A Chinese scientist who set off an ethical debate with claims that he had made the world’s first genetically edited babies – three, according to a Chinese court – was sentenced to three years in prison because of his research, state media, the Associated Press and the New York Times have reported.
He Jiankui, who was convicted of practicing medicine without a license, was also fined 3 million yuan ($430,000) by a court in the southern city of Shenzhen, China’s official Xinhua News Agency reported on Monday. Two other researchers involved in the project received lesser sentences and fines.
The verdict said the three defendants had not obtained qualification as doctors, pursued fame and profits, deliberately violated Chinese regulations on scientific research, and crossed an ethical line in both scientific research and medicine, according to Xinhua. It also said they had fabricated ethical review documents.
The court also confirmed a third birth, saying the researchers were involved in the births of three gene-edited babies to two women. It said all three scientists pleaded guilty during the trial, which Xinhua reported was closed to the public because of privacy concerns.
“He’s declaration made him a pariah among scientists, cast a harsh light on China’s scientific ambitions and embroiled other U.S. scientists who were connected to He. Although He offered no proof and did not share any evidence or data that definitively proved he had done it, his colleagues had said it was possible that he had succeeded,” The New York Times reported.
“U.S. scientists who knew of He’s plans came under scrutiny. He’s former academic adviser, Stephen Quake, a star Stanford University bioengineer and inventor, was cleared of any wrongdoing after an investigation into his interaction with his former student. Rice University has been investigating Michael Deem, He’s doctoral adviser, because of allegations that he was actively involved in the project.”
He, the lead researcher, shocked the scientific world when he announced in November 2018 that he had altered the embryos of twin girls who had been born the same month. He described his work in exclusive interviews with The Associated Press.
The announcement sparked a global debate over the ethics of gene editing. He said he had used a tool called CRISPR to try to disable a gene that allows the AIDS virus to enter a cell, in a bid to give the girls the ability to resist the infection. The identity of the children has not been released, and it isn’t clear if the experiment succeeded.
The CRISPR tool has been tested elsewhere in adults to treat diseases, but many in the scientific community denounced He’s work as medically unnecessary and unethical, because any genetic changes could be passed down to future generations. The U.S. forbids editing embryos except for lab research.
He, who is known as “JK,” told the AP in 2018 that he felt a strong responsibility to make an example, and that society would decide whether to allow the practice to go forward. He disappeared from public view shortly after he announced his research at a conference in Hong Kong 13 months ago, apparently detained by authorities, initially in an apartment in Shenzhen, a city in Guangdong province that borders Hong Kong.
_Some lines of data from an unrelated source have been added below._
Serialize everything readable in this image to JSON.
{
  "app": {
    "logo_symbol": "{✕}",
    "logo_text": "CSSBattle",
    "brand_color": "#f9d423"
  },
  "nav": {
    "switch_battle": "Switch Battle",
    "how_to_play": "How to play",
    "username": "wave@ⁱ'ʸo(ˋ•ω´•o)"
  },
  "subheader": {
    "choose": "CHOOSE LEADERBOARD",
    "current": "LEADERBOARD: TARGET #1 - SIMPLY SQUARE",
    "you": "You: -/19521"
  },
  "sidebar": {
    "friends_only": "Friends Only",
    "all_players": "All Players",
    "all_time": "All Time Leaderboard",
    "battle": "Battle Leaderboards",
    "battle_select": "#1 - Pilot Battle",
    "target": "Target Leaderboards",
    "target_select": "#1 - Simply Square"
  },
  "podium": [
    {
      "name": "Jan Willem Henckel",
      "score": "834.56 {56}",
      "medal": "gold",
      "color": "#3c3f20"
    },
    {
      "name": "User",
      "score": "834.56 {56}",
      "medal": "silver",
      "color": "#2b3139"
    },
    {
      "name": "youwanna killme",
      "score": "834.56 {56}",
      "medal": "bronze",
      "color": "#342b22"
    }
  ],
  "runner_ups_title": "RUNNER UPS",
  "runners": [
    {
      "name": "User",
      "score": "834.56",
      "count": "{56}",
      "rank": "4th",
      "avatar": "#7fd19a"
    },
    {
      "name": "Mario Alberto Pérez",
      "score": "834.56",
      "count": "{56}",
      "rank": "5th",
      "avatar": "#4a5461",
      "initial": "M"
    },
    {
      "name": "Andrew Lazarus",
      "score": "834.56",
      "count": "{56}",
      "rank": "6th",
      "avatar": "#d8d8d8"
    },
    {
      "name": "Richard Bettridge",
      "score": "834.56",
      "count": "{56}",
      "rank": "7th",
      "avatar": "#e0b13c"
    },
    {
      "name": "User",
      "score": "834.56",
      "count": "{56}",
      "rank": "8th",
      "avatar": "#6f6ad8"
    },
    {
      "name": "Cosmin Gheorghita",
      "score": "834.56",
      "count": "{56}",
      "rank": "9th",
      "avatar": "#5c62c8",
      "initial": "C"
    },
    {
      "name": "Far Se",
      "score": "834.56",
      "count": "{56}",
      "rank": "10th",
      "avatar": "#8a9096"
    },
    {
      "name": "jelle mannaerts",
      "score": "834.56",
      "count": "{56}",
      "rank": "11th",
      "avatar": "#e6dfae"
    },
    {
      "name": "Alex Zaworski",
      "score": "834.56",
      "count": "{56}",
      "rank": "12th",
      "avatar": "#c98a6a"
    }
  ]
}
It wasn’t clear if the three-year prison term includes any of the time he has already spent in Chinese custody.
A Chinese scientist said the sentence should have been harsher to deter others. Kehkooi Kee, a Tsinghua University researcher who conducts gene-editing research on stem cells, also said that He should be held responsible for any fallout from the experiment on the lives of the babies and their families.
Dr. William Hurlbut, a Stanford University bioethicist whose advice He sought for more than a year before his experiment, said he felt sorry for the scientist, his wife and two young daughters.
“I warned him things could end this way, but it was just too late,” Hurlbut wrote in an email addressed to the AP; the director of the U.S. National Institutes of Health, Dr. Francis Collins; and gene-editing pioneer Jennifer Doudna at the University of California, Berkeley.
“Sad story — everyone lost in this (JK, his family, his colleagues, and his country), but the one gain is that the world is awakened to the seriousness of our advancing genetic technologies,” Hurlbut wrote.
Dr. Eric Topol, who heads the Scripps Research Translational Institute in California, noted it’s almost unheard of for a scientist to get imprisoned “but in this case the sheer recklessness and unethical behavior warranted it.” Topol praised China for standing up “for proper medical research conduct.”
Doudna told the AP she was concerned about the “mysterious” legal process in China, but she said the sentences are “a step toward bringing this case to closure” and send a strong message to discourage other such work. (Doudna is paid by the Howard Hughes Medical Institute, which also supports AP’s Health and Science Department.)
“As a scientist, one does not like to see scientists going to jail, but this was an unusual case,” Doudna said. He’s work was “clearly wrong in many ways.”
Before setting up a lab at the Southern University of Science and Technology of China in Shenzhen, He studied in the U.S. The verdict accused him of colluding with Zhang Renli and Qin Jinzhou, who worked at medical institutes in the same province.
Zhang was sentenced to two years in prison and fined 1 million yuan, Xinhua said. Qin received an 18-month prison sentence, but with a two-year reprieve, and a 500,000 yuan fine.